Elhai M et al. EUSTAR co-authors. A gender gap in primary and secondary heart dysfunctions in systemic sclerosis: a EUSTAR prospective study. Ann Rheum Dis. 2014 Oct 23. pii: annrheumdis-2014-206386. doi: 10.1136/annrheumdis-2014-206386. PubMed PMID: 25342760.
Ann Rheum Dis. 2014 Oct 23. pii: annrheumdis-2014-206386. doi: 10.1136/annrheumdis-2014-206386. [Epub ahead of print]
A gender gap in primary and secondary heart dysfunctions in systemic sclerosis: a EUSTAR prospective study.
Elhai M(1), Avouac J(1), Walker UA(2), Matucci-Cerinic M(3), Riemekasten G(4), Airò P(5), Hachulla E(6), Valentini G(7), Carreira PE(8), Cozzi F(9), Balbir Gurman A(10), Braun-Moscovici Y(10), Damjanov N(11), Ananieva LP(12), Scorza R(13), Jimenez S(14), Busquets J(14), Li M(15), Müller-Ladner U(16), Kahan A(1), Distler O(17), Allanore Y(1); EUSTAR co-authors; EUSTAR co-authors.
(2)Department of Rheumatology, Basel University, Unispital Basel, Basel, Switzerland.
(3)Department of Experimental and Clinical Medicine, Section of Internal Medicine and Division of Rheumatology, Azienda Ospedaliero-Universitaria Careggi (AOUC), University of Florence, Florence, Italy.
(8)Servicio de Reumatologia, Hospital Universitario 12 de Octubre, Madrid, Spain.
(9)Rheumatology Unit, Department of Medicine-DIMED, University of Padova, Padova, Italy.
(10)B. Shine Department of Rheumatology, Rambam Health Care Campus, Rappaport Faculty of Medicine, Technion-Institute of Technology, Haifa, Israel.
(12)Institute of Rheumatology, Russian Academy of Medical Science, Moscow, Russia.
(13)U.O. Immunologia Clinica-Centro di Riferimento per le Malattie Autoimmuni Sistemiche, Milano, Italy.

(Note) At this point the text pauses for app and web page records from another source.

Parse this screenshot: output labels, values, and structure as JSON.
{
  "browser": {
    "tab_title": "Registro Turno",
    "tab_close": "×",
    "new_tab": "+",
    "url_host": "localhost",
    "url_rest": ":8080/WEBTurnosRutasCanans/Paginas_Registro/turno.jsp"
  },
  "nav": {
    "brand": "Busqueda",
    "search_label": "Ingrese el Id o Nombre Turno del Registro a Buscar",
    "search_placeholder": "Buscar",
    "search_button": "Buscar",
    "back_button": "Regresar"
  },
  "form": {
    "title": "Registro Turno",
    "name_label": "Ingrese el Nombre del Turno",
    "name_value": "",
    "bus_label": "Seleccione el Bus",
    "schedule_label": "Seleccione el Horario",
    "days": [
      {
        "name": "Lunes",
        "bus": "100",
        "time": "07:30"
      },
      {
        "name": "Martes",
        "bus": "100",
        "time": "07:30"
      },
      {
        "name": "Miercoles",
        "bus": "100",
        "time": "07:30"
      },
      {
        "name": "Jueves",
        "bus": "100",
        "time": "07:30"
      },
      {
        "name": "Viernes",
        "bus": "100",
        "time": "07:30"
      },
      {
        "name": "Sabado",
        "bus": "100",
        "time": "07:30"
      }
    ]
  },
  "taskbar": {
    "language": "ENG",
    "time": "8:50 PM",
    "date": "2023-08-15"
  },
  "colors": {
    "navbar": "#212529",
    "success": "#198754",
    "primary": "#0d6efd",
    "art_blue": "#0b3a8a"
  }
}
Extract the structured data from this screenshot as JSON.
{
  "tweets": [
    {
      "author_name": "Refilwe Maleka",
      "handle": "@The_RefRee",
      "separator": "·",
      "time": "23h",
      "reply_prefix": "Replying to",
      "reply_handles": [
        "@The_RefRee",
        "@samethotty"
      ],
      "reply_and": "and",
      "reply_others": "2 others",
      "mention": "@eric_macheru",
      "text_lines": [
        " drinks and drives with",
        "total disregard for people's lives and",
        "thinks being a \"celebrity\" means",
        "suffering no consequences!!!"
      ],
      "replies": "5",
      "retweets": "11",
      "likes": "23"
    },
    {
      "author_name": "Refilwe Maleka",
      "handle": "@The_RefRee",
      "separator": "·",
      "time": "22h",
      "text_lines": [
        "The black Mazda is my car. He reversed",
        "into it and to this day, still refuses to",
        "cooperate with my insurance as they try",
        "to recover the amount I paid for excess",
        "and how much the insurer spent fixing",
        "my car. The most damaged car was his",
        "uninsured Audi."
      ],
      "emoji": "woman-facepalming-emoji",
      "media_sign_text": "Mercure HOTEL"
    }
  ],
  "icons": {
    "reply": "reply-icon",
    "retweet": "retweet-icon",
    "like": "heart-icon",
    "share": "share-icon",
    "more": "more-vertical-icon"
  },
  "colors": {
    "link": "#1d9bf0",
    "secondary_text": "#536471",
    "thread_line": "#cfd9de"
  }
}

(15)Department of Rheumatology, Peking Union Medical College Hospital (West Campus), Chinese Academy of Medical Sciences,Beijing, China.
OBJECTIVES: In agreement with other autoimmune diseases, systemic sclerosis (SSc) is associated with a strong sex bias. However, unlike lupus, the effects of sex on disease phenotype and prognosis are poorly known. Therefore, we aimed to determine sex effects on outcomes.
METHOD: We performed a prospective observational study using the latest 2013 data extract from the EULAR scleroderma trials and research (EUSTAR) cohort. We looked at (i) sex influence on disease characteristics at baseline and (ii) then focused on patients with at least 2 years of follow-up to estimate the effects of sex on disease progression and survival.
RESULTS: 9182 patients with SSc were available (1321 men) for the baseline analyses. In multivariate analysis, male sex was independently associated with a higher risk of diffuse cutaneous subtype (OR: 1.68, (1.45 to 1.94); p<0.001), a higher frequency of digital ulcers (OR: 1.28 (1.11 to 1.47); p<0.001) and pulmonary hypertension (OR: 3.01 (1.47 to 6.20); p<0.003). In the longitudinal analysis (n=4499), after a mean follow-up of 4.9 (±2.7) years, male sex was predictive of new onset of pulmonary hypertension (HR: 2.66 (1.32 to 5.36); p=0.006) and heart failure (HR: 2.22 (1.06 to 4.63); p=0.035). 908 deaths were recorded, male sex predicted deaths of all origins (HR: 1.48 (1.19 to 1.84); p<0.001), but did not significantly account for SSc-related deaths.
CONCLUSIONS: Although more common in women, SSc appears as strikingly more severe in men. Our results obtained through the largest worldwide database demonstrate a higher risk of severe cardiovascular involvement in men. These results raise the point of including sex in the management and the decision-making process.
Published by the BMJ Publishing Group Limited. For permission to use (where not already granted under a licence) please go to http://group.bmj.com/group/rights-licensing/permissions.
PMID: 25342760 [PubMed - as supplied by publisher]